### Items from an interface collection
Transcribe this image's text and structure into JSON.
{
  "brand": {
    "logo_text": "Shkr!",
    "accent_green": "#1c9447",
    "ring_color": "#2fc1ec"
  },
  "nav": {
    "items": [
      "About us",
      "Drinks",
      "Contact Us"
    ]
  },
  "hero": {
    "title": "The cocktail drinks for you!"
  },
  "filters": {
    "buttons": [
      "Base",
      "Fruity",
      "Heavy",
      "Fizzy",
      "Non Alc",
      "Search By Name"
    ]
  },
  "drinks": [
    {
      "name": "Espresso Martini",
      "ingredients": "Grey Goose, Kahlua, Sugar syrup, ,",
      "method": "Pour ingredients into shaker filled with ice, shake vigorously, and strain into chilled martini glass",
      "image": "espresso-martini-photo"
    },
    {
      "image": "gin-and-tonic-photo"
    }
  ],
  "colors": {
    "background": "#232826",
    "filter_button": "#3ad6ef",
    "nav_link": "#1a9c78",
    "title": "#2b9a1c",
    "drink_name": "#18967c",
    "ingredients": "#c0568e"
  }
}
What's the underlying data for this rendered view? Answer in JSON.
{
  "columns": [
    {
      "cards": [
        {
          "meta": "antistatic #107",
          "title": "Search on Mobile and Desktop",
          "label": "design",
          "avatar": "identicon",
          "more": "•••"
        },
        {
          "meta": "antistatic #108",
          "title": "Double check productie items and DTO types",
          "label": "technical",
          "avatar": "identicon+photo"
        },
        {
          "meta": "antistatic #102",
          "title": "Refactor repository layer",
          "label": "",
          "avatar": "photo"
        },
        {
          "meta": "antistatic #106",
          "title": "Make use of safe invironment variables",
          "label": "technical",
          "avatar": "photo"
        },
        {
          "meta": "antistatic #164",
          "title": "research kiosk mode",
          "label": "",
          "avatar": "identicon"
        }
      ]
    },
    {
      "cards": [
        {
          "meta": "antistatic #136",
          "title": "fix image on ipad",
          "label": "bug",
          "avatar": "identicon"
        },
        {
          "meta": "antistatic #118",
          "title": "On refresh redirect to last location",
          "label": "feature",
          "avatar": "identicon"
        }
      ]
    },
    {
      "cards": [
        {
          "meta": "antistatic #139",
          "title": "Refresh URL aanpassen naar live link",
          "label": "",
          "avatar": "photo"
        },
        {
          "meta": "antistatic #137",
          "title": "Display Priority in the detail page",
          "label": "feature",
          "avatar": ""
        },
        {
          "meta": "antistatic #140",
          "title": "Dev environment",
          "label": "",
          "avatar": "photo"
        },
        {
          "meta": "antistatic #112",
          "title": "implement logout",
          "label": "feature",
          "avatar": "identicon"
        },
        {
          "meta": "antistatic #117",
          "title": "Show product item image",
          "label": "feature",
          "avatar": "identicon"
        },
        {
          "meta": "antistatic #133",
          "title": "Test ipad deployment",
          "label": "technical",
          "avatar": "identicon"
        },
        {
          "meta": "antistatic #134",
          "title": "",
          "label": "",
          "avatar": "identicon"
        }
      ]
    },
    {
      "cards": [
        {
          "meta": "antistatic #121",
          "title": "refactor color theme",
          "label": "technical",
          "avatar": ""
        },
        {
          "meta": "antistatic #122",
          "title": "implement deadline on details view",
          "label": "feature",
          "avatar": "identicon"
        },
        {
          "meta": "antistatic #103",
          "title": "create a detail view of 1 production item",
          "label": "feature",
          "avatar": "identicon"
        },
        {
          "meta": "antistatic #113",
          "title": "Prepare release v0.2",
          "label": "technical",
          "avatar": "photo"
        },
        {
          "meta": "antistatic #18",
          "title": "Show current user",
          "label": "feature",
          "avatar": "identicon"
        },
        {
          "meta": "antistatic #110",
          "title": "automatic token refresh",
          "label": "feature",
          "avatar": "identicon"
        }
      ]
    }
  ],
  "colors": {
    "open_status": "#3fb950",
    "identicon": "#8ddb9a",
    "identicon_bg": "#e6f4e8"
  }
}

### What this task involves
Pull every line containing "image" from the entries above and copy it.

### Result of this exercise
Transcribe this image's text and structure into JSON.
      "image": "espresso-martini-photo"
      "image": "gin-and-tonic-photo"
          "title": "fix image on ipad",
          "title": "Show product item image",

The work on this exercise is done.